**YOUR TASK**
Your answer should hold all lines of the entries that include the word "true".
=== LISTED RECORDS ===
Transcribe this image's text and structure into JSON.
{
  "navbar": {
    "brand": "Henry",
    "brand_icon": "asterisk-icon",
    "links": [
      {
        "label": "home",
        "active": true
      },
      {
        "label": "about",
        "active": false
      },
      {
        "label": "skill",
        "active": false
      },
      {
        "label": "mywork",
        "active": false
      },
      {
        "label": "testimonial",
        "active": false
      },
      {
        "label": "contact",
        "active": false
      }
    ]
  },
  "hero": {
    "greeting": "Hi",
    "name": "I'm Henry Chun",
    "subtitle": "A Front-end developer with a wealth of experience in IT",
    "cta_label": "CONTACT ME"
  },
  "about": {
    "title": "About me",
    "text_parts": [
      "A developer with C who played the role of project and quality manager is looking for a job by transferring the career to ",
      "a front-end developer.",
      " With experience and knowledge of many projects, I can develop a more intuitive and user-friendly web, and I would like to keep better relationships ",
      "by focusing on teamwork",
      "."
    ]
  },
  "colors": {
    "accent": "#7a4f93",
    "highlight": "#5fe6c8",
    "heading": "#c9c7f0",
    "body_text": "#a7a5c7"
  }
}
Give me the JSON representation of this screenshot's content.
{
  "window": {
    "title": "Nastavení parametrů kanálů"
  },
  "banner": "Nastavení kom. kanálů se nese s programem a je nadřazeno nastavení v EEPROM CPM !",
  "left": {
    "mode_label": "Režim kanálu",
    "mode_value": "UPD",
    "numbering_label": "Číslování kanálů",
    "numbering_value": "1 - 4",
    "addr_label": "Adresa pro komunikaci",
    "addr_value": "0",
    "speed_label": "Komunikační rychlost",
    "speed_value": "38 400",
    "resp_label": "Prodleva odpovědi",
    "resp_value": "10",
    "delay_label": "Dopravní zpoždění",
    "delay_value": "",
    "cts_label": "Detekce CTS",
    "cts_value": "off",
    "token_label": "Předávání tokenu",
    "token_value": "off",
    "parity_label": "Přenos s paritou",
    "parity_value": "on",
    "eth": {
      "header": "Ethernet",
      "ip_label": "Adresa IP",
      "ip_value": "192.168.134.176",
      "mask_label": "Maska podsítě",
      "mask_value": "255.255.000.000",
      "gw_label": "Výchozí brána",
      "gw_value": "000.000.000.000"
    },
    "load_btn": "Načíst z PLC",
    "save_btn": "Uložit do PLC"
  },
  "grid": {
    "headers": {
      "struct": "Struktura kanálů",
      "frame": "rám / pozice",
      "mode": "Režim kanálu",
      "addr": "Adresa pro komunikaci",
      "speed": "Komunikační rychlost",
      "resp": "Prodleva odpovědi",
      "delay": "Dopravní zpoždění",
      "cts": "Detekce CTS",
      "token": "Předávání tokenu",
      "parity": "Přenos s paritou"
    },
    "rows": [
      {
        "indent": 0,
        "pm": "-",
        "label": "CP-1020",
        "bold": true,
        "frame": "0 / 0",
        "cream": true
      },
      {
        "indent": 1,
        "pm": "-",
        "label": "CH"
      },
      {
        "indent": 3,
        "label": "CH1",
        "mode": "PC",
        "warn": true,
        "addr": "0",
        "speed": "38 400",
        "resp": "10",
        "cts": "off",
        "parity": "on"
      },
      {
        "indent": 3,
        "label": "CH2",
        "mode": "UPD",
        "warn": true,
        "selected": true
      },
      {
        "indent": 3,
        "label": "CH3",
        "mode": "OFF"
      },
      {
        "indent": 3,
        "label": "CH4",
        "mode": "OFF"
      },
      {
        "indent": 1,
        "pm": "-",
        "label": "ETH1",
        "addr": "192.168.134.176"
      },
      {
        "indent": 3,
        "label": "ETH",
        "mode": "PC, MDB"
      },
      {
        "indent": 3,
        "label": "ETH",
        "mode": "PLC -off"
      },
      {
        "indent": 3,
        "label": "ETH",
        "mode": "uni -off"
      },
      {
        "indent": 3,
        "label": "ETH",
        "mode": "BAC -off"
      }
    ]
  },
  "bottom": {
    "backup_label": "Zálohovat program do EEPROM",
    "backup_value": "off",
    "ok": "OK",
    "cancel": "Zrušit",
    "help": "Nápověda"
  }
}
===
**SOLUTION TO THE EXERCISE**
        "active": true
        "bold": true,
        "cream": true
        "warn": true,
        "warn": true,
        "selected": true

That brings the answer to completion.